Despite US Congress' approval of a bailout, the Asian markets took a tumble in early Monday trading, with Japanese share prices falling 3.6%, and Seoul and Hong Kong showing similar losses.
Japanese share prices tumbled 3.60 percent to hit a four-year low in morning trade Monday on growing worries about the financial crisis, despite US Congressional approval of a Wall Street bailout.
Dealers said it was uncertain how effective the US plan will be in stemming the financial turmoil, which is also deepening in Europe.
The Tokyo Stock Exchange's benchmark Nikkei-225 index fell 393.81 points to 10,544.33 by the lunch break, levels last seen in May 2004.
The broader Topix index of all first section shares dropped 42.44 points, or 4.05 percent, to 1,005.53.
Investors were bracing for another weak session on Wall Street when trading resumes there, said Toshihiko Matsuno, deputy equity general manager at SMBC Friend Securities.
"Those shares that had been bought up, and the sectors that are directly affected by the current financial situation, are being sold again," he said.
The next key support level for the Nikkei is 10,500 points, he said.
Investors remained concerned about the outlook for the global economy and financial markets, despite the green light from Congress for a 700-billion-dollar Wall Street bailout bill.
Underscoring the worsening conditions in the world's largest economy, 159,000 US jobs were lost in September, official figures showed Friday.
There were also mounting concerns about problems in the European banking sector after Germany's fourth biggest bank, Hypo Real Estate, had to be rescued Sunday.
The development came after the leaders of France, Germany, Britain and Italy pledged to step up coordination on tackling the financial crisis, but stopped short of agreeing on a joint bailout fund for European banks.
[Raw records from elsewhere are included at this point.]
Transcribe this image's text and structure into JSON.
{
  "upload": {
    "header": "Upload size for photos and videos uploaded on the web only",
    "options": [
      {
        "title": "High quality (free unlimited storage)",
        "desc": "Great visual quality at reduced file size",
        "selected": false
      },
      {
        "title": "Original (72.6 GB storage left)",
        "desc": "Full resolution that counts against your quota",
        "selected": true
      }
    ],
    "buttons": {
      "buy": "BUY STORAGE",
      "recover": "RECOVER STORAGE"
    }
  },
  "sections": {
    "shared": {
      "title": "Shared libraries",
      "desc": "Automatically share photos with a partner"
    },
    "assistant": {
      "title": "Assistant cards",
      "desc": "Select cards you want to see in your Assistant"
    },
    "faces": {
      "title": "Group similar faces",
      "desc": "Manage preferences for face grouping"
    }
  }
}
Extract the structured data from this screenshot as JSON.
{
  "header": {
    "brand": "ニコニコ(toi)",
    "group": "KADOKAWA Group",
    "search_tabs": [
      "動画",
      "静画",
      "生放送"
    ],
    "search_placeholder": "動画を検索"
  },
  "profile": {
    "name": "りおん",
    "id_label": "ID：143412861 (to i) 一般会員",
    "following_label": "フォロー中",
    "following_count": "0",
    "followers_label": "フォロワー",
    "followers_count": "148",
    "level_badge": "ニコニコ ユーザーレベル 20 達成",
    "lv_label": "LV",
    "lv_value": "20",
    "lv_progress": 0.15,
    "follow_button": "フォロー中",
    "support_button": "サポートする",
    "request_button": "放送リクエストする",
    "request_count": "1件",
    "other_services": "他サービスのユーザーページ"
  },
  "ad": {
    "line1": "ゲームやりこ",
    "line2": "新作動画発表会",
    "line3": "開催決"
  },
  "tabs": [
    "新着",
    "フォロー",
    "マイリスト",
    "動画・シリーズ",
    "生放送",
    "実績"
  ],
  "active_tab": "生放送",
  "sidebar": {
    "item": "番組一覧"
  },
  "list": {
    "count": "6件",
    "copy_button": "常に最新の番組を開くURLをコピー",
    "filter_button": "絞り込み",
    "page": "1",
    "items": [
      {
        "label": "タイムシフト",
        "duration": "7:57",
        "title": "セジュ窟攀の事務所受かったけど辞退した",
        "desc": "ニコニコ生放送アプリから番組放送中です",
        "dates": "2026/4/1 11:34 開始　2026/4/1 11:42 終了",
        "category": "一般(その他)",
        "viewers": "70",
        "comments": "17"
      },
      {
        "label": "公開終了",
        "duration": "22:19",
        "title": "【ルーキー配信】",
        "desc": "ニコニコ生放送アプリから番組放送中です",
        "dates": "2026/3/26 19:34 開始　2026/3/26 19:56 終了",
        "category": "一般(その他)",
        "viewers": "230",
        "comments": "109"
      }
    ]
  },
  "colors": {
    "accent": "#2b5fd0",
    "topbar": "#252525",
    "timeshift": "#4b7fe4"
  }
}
Japan's central bank on Monday injected 1.0 trillion yen (9.5 billion dollars) into Tokyo's short-term money market, the 14th straight business day that it has poured emergency funds into the financial system.
Date created : 2008-10-06